- **SUPPLIED INFORMATION**:
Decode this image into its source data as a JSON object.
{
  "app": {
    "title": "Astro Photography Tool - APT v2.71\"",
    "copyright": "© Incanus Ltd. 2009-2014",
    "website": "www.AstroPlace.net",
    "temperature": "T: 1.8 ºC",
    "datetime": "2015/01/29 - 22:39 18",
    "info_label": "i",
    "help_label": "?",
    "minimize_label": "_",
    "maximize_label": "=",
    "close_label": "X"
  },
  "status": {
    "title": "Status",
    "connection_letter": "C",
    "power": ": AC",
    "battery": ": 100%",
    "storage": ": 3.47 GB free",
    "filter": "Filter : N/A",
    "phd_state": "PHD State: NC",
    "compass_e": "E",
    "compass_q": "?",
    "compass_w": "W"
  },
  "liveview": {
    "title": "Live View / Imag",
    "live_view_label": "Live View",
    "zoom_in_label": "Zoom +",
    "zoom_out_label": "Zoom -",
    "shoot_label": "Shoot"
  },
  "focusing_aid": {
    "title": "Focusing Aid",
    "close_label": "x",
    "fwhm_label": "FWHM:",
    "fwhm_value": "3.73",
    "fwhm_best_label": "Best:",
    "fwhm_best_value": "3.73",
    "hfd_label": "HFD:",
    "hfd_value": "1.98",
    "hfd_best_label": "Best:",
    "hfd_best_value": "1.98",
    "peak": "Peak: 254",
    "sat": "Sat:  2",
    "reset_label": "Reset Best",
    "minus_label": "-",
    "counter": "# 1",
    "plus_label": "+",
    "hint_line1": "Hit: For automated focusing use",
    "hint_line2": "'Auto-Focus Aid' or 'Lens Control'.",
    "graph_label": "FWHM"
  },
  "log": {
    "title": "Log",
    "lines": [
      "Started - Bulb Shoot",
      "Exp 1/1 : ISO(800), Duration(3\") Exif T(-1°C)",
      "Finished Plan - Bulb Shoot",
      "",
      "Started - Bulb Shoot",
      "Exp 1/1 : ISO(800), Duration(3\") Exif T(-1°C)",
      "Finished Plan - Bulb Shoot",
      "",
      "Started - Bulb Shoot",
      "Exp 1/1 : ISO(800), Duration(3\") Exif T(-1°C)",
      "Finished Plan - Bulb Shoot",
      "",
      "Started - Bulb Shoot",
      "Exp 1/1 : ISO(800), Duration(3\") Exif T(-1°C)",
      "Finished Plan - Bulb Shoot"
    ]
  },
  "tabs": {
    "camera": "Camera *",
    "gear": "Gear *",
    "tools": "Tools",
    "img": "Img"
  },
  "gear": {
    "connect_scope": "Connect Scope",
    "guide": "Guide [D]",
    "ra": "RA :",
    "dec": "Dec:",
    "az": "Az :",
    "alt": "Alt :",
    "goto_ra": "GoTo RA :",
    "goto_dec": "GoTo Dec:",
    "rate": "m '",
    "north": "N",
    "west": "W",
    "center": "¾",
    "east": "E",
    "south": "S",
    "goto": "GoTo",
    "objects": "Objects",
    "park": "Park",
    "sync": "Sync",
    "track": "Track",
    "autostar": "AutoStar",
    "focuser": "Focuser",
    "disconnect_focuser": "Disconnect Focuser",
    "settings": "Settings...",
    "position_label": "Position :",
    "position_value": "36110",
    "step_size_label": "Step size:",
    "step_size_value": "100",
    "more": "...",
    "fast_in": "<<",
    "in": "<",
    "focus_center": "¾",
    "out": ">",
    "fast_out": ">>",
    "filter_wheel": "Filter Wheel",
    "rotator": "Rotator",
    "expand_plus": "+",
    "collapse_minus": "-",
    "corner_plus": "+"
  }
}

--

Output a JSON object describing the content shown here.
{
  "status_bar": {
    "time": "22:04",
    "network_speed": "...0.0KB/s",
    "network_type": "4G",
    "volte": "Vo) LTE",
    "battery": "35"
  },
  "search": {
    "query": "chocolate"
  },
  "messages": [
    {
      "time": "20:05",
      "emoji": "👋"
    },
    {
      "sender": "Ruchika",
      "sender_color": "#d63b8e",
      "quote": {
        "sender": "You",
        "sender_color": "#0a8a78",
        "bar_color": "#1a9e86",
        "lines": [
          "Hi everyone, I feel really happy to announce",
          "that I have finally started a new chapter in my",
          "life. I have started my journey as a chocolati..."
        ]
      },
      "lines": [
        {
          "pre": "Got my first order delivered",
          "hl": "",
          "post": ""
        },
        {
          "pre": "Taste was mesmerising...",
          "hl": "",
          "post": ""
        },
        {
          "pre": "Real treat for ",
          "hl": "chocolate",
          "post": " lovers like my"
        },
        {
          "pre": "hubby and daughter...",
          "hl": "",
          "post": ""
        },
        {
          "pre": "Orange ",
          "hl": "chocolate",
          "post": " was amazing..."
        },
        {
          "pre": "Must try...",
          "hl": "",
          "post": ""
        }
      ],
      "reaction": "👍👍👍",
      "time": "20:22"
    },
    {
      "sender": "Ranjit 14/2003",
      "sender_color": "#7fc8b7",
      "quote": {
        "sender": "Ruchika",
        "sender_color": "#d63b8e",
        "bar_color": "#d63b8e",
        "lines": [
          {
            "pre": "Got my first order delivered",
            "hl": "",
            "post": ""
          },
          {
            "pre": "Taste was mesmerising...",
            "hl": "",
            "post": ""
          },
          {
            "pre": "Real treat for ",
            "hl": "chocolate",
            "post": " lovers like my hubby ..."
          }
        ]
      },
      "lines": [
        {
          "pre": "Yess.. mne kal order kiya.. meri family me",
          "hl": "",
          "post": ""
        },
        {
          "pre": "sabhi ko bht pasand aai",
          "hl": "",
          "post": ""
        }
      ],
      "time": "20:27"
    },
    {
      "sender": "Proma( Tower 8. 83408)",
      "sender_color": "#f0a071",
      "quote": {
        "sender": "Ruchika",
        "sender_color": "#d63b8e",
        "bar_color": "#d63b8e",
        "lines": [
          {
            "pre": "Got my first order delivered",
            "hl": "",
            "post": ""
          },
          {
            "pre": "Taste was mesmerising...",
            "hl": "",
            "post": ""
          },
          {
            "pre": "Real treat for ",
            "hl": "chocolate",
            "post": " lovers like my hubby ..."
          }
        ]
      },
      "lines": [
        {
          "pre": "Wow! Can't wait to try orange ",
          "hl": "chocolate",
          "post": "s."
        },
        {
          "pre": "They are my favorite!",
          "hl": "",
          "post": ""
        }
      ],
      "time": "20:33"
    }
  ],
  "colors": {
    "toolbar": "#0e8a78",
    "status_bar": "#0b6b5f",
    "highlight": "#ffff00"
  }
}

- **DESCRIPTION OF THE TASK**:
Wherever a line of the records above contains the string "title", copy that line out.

- **ANSWER TO THE PROBLEM**:
    "title": "Astro Photography Tool - APT v2.71\"",
    "title": "Status",
    "title": "Live View / Imag",
    "title": "Focusing Aid",
    "title": "Log",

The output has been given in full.